EXERCISE INSTRUCTIONS:
Reproduce every record below exactly as written, leaving out any pictures.

┄┄┄┄┄┄

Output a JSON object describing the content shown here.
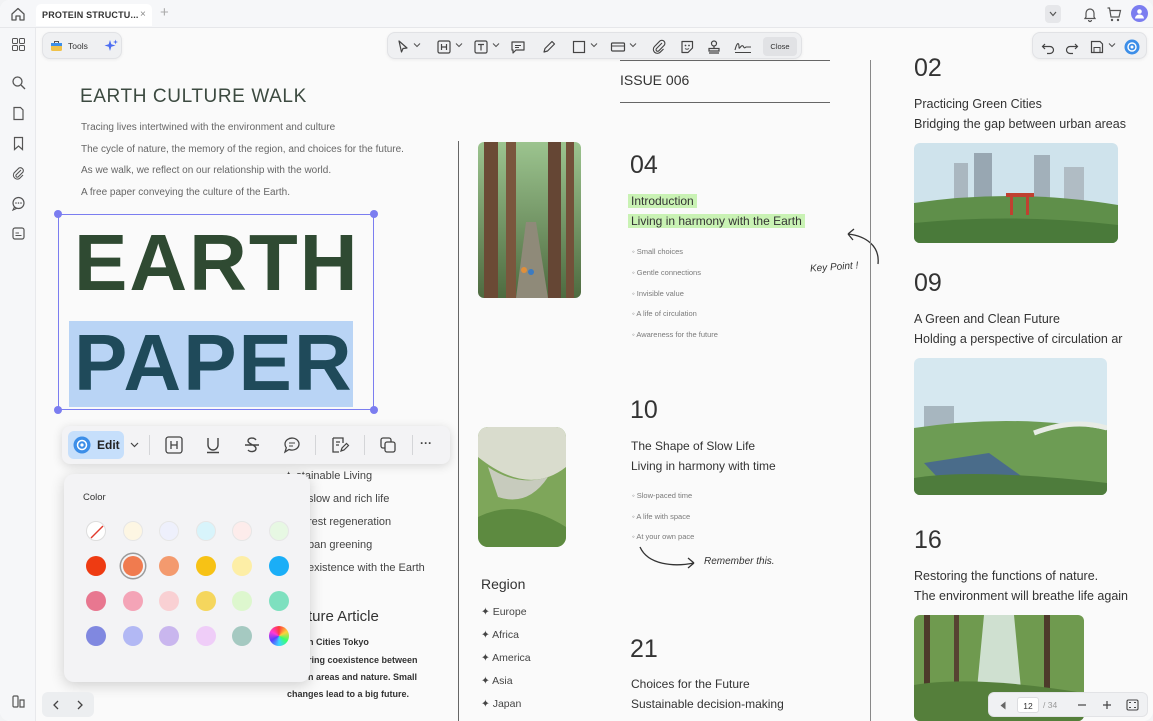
{
  "tab": {
    "title": "PROTEIN STRUCTU...",
    "close": "×",
    "new": "+"
  },
  "toolbar": {
    "tools_label": "Tools",
    "close_label": "Close"
  },
  "page_left": {
    "heading": "EARTH CULTURE WALK",
    "lines": [
      "Tracing lives intertwined with the environment and culture",
      "The cycle of nature, the memory of the region, and choices for the future.",
      "As we walk, we reflect on our relationship with the world.",
      "A free paper conveying the culture of the Earth."
    ],
    "big_word_1": "EARTH",
    "big_word_2": "PAPER",
    "list_partial": [
      "stainable Living",
      "slow and rich life",
      "rest regeneration",
      "ban greening",
      "existence with the Earth"
    ],
    "feature_heading": "ture Article",
    "feature_lines": [
      "n Cities Tokyo",
      "ring coexistence between",
      "n areas and nature. Small",
      "changes lead to a big future."
    ]
  },
  "issue": {
    "label": "ISSUE 006"
  },
  "section_04": {
    "number": "04",
    "title": "Introduction",
    "subtitle": "Living in harmony with the Earth",
    "bullets": [
      "Small choices",
      "Gentle connections",
      "Invisible value",
      "A life of circulation",
      "Awareness for the future"
    ],
    "note": "Key Point !"
  },
  "section_10": {
    "number": "10",
    "title": "The Shape of Slow Life",
    "subtitle": "Living in harmony with time",
    "bullets": [
      "Slow-paced time",
      "A life with space",
      "At your own pace"
    ],
    "note": "Remember this."
  },
  "section_21": {
    "number": "21",
    "title": "Choices for the Future",
    "subtitle": "Sustainable decision-making"
  },
  "region": {
    "heading": "Region",
    "items": [
      "Europe",
      "Africa",
      "America",
      "Asia",
      "Japan"
    ]
  },
  "right_col": {
    "s02": {
      "number": "02",
      "title": "Practicing Green Cities",
      "subtitle": "Bridging the gap between urban areas"
    },
    "s09": {
      "number": "09",
      "title": "A Green and Clean Future",
      "subtitle": "Holding a perspective of circulation ar"
    },
    "s16": {
      "number": "16",
      "title": "Restoring the functions of nature.",
      "subtitle": "The environment will breathe life again"
    }
  },
  "editbar": {
    "edit_label": "Edit",
    "more": "···"
  },
  "color_popup": {
    "title": "Color",
    "rows": [
      [
        "none",
        "#fdf6e3",
        "#eef0fc",
        "#d8f4fb",
        "#fdeceb",
        "#e7f8e3"
      ],
      [
        "#ee3b12",
        "#f07b4f",
        "#f39a6e",
        "#f7c215",
        "#fdeea6",
        "#1aaef7"
      ],
      [
        "#e87790",
        "#f4a4b7",
        "#f9d0d3",
        "#f5d65d",
        "#ddf7ce",
        "#7ee0bf"
      ],
      [
        "#8088e0",
        "#b2b8f4",
        "#c9b6ee",
        "#efcdf8",
        "#a5c9c1",
        "gradient"
      ]
    ],
    "selected_index": [
      1,
      1
    ]
  },
  "pager": {
    "page": "12",
    "total": "/ 34"
  },
  "colors": {
    "accent": "#7b7df0",
    "highlight": "#c9f2b4",
    "earth_text": "#2f4a32",
    "paper_text": "#1f4a5a",
    "paper_bg": "#b9d4f5"
  }
}
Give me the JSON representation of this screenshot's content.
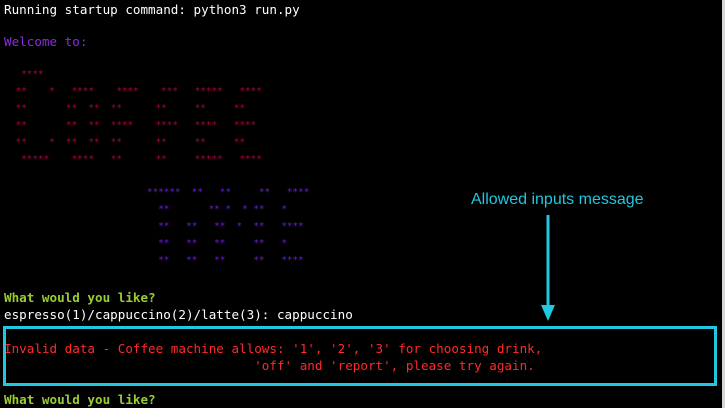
{
  "colors": {
    "terminal_bg": "#000000",
    "system_text": "#ffffff",
    "welcome_text": "#8a2be2",
    "prompt_text": "#9acd32",
    "error_text": "#ff2a2a",
    "art_coffee": "#b2004a",
    "art_time": "#6a1fd8",
    "annotation": "#1fc7e0"
  },
  "terminal": {
    "startup_line": "Running startup command: python3 run.py",
    "welcome": "Welcome to:",
    "art_coffee_lines": [
      "  ****",
      " **    *   ****    ****    ***   *****   ****",
      " **       **  **  **      **     **     **",
      " **       **  **  ****    ****   ****   ****",
      " **    *  **  **  **      **     **     **",
      "  *****    ****   **      **     *****   ****"
    ],
    "art_time_lines": [
      "******  **   **     **   ****",
      "  **       ** *  * **   *",
      "  **   **   **  *  **   ****",
      "  **   **   **     **   *",
      "  **   **   **     **   ****"
    ],
    "prompt_question": "What would you like?",
    "prompt_options": "espresso(1)/cappuccino(2)/latte(3): cappuccino",
    "error_line_1": "Invalid data - Coffee machine allows: '1', '2', '3' for choosing drink,",
    "error_line_2": "                                 'off' and 'report', please try again.",
    "prompt_question_again": "What would you like?"
  },
  "annotation": {
    "label": "Allowed inputs message"
  }
}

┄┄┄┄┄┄

TASK ANSWER:
Output a JSON object describing the content shown here.
{
  "tab": {
    "title": "PROTEIN STRUCTU...",
    "close": "×",
    "new": "+"
  },
  "toolbar": {
    "tools_label": "Tools",
    "close_label": "Close"
  },
  "page_left": {
    "heading": "EARTH CULTURE WALK",
    "lines": [
      "Tracing lives intertwined with the environment and culture",
      "The cycle of nature, the memory of the region, and choices for the future.",
      "As we walk, we reflect on our relationship with the world.",
      "A free paper conveying the culture of the Earth."
    ],
    "big_word_1": "EARTH",
    "big_word_2": "PAPER",
    "list_partial": [
      "stainable Living",
      "slow and rich life",
      "rest regeneration",
      "ban greening",
      "existence with the Earth"
    ],
    "feature_heading": "ture Article",
    "feature_lines": [
      "n Cities Tokyo",
      "ring coexistence between",
      "n areas and nature. Small",
      "changes lead to a big future."
    ]
  },
  "issue": {
    "label": "ISSUE 006"
  },
  "section_04": {
    "number": "04",
    "title": "Introduction",
    "subtitle": "Living in harmony with the Earth",
    "bullets": [
      "Small choices",
      "Gentle connections",
      "Invisible value",
      "A life of circulation",
      "Awareness for the future"
    ],
    "note": "Key Point !"
  },
  "section_10": {
    "number": "10",
    "title": "The Shape of Slow Life",
    "subtitle": "Living in harmony with time",
    "bullets": [
      "Slow-paced time",
      "A life with space",
      "At your own pace"
    ],
    "note": "Remember this."
  },
  "section_21": {
    "number": "21",
    "title": "Choices for the Future",
    "subtitle": "Sustainable decision-making"
  },
  "region": {
    "heading": "Region",
    "items": [
      "Europe",
      "Africa",
      "America",
      "Asia",
      "Japan"
    ]
  },
  "right_col": {
    "s02": {
      "number": "02",
      "title": "Practicing Green Cities",
      "subtitle": "Bridging the gap between urban areas"
    },
    "s09": {
      "number": "09",
      "title": "A Green and Clean Future",
      "subtitle": "Holding a perspective of circulation ar"
    },
    "s16": {
      "number": "16",
      "title": "Restoring the functions of nature.",
      "subtitle": "The environment will breathe life again"
    }
  },
  "editbar": {
    "edit_label": "Edit",
    "more": "···"
  },
  "color_popup": {
    "title": "Color",
    "rows": [
      [
        "none",
        "#fdf6e3",
        "#eef0fc",
        "#d8f4fb",
        "#fdeceb",
        "#e7f8e3"
      ],
      [
        "#ee3b12",
        "#f07b4f",
        "#f39a6e",
        "#f7c215",
        "#fdeea6",
        "#1aaef7"
      ],
      [
        "#e87790",
        "#f4a4b7",
        "#f9d0d3",
        "#f5d65d",
        "#ddf7ce",
        "#7ee0bf"
      ],
      [
        "#8088e0",
        "#b2b8f4",
        "#c9b6ee",
        "#efcdf8",
        "#a5c9c1",
        "gradient"
      ]
    ],
    "selected_index": [
      1,
      1
    ]
  },
  "pager": {
    "page": "12",
    "total": "/ 34"
  },
  "colors": {
    "accent": "#7b7df0",
    "highlight": "#c9f2b4",
    "earth_text": "#2f4a32",
    "paper_text": "#1f4a5a",
    "paper_bg": "#b9d4f5"
  }
}
Give me the JSON representation of this screenshot's content.
{
  "colors": {
    "terminal_bg": "#000000",
    "system_text": "#ffffff",
    "welcome_text": "#8a2be2",
    "prompt_text": "#9acd32",
    "error_text": "#ff2a2a",
    "art_coffee": "#b2004a",
    "art_time": "#6a1fd8",
    "annotation": "#1fc7e0"
  },
  "terminal": {
    "startup_line": "Running startup command: python3 run.py",
    "welcome": "Welcome to:",
    "art_coffee_lines": [
      "  ****",
      " **    *   ****    ****    ***   *****   ****",
      " **       **  **  **      **     **     **",
      " **       **  **  ****    ****   ****   ****",
      " **    *  **  **  **      **     **     **",
      "  *****    ****   **      **     *****   ****"
    ],
    "art_time_lines": [
      "******  **   **     **   ****",
      "  **       ** *  * **   *",
      "  **   **   **  *  **   ****",
      "  **   **   **     **   *",
      "  **   **   **     **   ****"
    ],
    "prompt_question": "What would you like?",
    "prompt_options": "espresso(1)/cappuccino(2)/latte(3): cappuccino",
    "error_line_1": "Invalid data - Coffee machine allows: '1', '2', '3' for choosing drink,",
    "error_line_2": "                                 'off' and 'report', please try again.",
    "prompt_question_again": "What would you like?"
  },
  "annotation": {
    "label": "Allowed inputs message"
  }
}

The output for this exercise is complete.